INDIANAPOLIS, Ind. — Today was supposed to be the first day IndyGo would begin charging passengers to ride the Red Line from Broad Ripple to the University of Indianapolis.
Instead, the bus corporation has been forced to extend the free rides until November 10th when a locally unprecedented e-ticketing system that also will accept cash will finally come on line.
Also, a shortage of bus drivers left some potential riders standing on the streets during Red Line’s free service in September.
“We fully anticipated with a rollout this large and a timeline this aggressive that there were going to be hiccups,” said IndyGo Vice President of Public Affairs Bryan Luellen.
IndyGo’s Red Line setbacks come as the bus system is seeking approval of its 2020 budget by city county councilors.
IndyGo’s Board of Directors voted Thursday afternoon to delay the collection of fares because of substandard service and the inoperability of its ticketing system, but IndyGo President & CEO Inez Evans, with her Chief Financial Officer Sharon Manley by her side, never hinted at the problems 24 hours earlier during a budget appearance before the Council’s Municipal Corporations Committee.
“They met on Thursday. We met on Wednesday,” said Councilor Frank Mascari. “Did they know about it before? They might have but we heard rumors even before the budget meeting that they may extend it because they were having problems with the tickets. Maybe it should have been asked in the open meeting.
“They might have told a white lie,” said Mascari, a democrat from Beech Grove. “They should have told us all the details, that’s for sure.
“You take everybody’s word and dialog and hope its right.”
When asked about the missed opportunity for IndyGo officials to advise councilors who were considering their next annual budget that the next day the Board of Commissioners would examine delays that could cost the bus system more than a half-million dollars in lost revenue in the coming year, Luellen said, “We work closely with the council office and a lot of these changes are rolling out on a daily basis.”
Luellen said IndyGo’s ticketing vendor, Flowbird, has never developed a system of the complexity required for the Red Line.
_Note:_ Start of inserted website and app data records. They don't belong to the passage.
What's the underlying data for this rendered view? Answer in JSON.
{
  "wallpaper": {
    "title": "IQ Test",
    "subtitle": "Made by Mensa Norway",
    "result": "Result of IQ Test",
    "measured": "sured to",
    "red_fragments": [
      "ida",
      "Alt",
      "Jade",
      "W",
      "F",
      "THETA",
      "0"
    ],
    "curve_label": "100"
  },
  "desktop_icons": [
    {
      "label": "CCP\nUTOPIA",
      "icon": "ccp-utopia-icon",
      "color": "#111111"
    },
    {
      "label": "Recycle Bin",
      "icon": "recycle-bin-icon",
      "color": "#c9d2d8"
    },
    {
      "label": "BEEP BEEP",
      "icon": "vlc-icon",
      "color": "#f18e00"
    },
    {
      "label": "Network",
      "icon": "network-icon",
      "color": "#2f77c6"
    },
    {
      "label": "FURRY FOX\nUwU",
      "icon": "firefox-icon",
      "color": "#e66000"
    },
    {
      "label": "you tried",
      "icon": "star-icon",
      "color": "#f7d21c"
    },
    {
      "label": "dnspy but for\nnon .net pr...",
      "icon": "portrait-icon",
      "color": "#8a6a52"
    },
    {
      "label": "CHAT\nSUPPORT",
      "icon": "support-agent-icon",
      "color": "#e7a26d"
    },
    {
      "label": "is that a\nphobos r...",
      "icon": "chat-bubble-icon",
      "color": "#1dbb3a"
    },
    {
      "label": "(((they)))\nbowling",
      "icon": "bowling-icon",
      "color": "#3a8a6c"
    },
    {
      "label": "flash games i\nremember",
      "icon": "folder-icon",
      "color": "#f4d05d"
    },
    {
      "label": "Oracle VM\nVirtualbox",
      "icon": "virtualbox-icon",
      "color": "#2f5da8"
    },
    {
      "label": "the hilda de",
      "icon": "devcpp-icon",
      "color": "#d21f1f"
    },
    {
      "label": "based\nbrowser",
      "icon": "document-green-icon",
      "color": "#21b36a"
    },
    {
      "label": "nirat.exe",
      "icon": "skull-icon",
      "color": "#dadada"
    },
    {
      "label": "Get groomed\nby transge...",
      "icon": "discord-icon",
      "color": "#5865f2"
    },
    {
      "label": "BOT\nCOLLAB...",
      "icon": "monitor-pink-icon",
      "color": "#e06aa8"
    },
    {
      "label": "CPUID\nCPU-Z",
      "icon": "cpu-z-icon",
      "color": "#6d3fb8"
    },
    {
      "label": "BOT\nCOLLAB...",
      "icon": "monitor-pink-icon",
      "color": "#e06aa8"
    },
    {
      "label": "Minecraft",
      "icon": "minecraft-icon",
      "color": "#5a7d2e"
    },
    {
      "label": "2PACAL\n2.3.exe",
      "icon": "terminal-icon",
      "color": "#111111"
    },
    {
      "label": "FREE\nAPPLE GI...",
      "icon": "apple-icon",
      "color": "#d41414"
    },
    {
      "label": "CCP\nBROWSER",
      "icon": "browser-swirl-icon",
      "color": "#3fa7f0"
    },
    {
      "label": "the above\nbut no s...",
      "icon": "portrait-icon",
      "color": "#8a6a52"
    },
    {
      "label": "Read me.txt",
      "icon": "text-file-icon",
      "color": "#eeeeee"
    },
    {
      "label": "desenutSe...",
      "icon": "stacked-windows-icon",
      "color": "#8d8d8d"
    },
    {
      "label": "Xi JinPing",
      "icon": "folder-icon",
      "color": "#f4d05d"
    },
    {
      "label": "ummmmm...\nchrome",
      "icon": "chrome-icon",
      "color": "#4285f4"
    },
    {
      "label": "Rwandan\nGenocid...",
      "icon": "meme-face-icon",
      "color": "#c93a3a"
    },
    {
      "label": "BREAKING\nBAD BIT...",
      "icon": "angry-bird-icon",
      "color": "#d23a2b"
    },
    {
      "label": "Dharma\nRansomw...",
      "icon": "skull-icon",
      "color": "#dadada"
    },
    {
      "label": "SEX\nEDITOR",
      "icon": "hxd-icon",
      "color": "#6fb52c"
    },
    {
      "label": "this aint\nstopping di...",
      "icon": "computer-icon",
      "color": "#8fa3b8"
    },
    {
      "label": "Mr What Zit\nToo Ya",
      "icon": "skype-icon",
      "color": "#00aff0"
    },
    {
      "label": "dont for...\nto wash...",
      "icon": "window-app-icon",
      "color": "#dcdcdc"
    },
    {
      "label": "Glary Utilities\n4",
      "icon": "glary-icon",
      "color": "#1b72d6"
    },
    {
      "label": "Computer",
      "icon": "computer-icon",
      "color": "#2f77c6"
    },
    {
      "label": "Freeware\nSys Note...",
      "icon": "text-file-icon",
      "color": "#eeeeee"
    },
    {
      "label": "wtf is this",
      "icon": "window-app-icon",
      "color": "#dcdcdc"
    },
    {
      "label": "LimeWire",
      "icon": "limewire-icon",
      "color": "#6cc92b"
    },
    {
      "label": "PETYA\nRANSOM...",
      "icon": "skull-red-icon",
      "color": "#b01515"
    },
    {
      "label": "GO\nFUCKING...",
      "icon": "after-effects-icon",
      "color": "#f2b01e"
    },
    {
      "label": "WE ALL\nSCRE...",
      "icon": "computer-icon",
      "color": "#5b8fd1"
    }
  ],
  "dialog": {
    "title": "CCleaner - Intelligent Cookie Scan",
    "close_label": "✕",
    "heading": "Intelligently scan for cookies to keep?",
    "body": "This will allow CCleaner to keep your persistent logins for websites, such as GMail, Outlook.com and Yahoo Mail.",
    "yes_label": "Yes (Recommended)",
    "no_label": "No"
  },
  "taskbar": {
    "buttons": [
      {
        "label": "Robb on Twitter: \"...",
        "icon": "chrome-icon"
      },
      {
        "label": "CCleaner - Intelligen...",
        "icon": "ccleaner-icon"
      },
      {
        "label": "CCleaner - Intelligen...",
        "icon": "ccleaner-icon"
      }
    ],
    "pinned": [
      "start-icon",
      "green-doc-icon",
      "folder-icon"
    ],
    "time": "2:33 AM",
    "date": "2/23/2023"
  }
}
“This is their first implementation of an account-based system on a ticket vending machine,” he said. “Because this is a new technology on an existing platform, there are some updates to their base system and we believe that’s part of the hang up.
“This hang up is really about the integration points. Particularly this is a new ticket vending machine this new account based system and they’re incorporating this cash acceptance software.”
Luellen said Flowbird would be held responsible for any anticipated lost fare revenue.
Approximately 7700 passengers a day rode the Red Line during its first month of free service.
IndyGo predicts that by the end of 2020, the Red Line will carry an average of 11,000 paying passengers a day.
Luellen said the bus corporation currently has 80 drivers in an eight-week-long class learning how to pilot not only the Red Line but other standard IndyGo buses.
“Its not gonna happen overnight,” said Mascari, “and in total honesty I think its going to be a viable system for Indianapolis.”
It was two years ago today that Marion County taxpayers started noticing smaller paychecks as IndyGo began collecting an estimated $55 million a year in a newly created transit tax which helped fund operations of the Red Line and other bus services.
State lawmakers, in granting transit agencies the authority to seek dedicated income tax revenues through ballot referendum, directed that bus corporations establish foundations to raise up to 10% matching funds during the first year the tax was collected.
In February 2017 IndyGo Board Treasurer Greg Hahn told city county councilors that the transit system was actively establishing the foundation that would meet that statute mandate which was still eight months off.
This past July the Internal Revenue Service finally signed off on the tax exempt status of the IndyGo Foundation which has yet to hire a staff or begin raising money.
Mascari asked Evans and her staff how they would make up the $10 million in potential funding missed during the first two years IndyGo was receiving dedicated tax revenues without a foundation match.
“We are working with a handful of educational institutions on pass agreements for the students,” said Luellen. “We would have to look at whether those pass agreements would count as a charitable gift and whether that would meet the state statute as a non-fare non-tax revenue. We are actively seeking partnerships with those institutions for access programs for students. I think the question’s still open whether that would count as eligible foundation revenues to meet the statutory requirements.
“The requirement is ten percent of the revenue raised in the first year,” he went on, “and so there is a large order there to meet the intentions of the state legislature. We have identified a handful of entities that could help contribute to that cause but establishing a fulltime staff is really critical to make some good headway on that program.”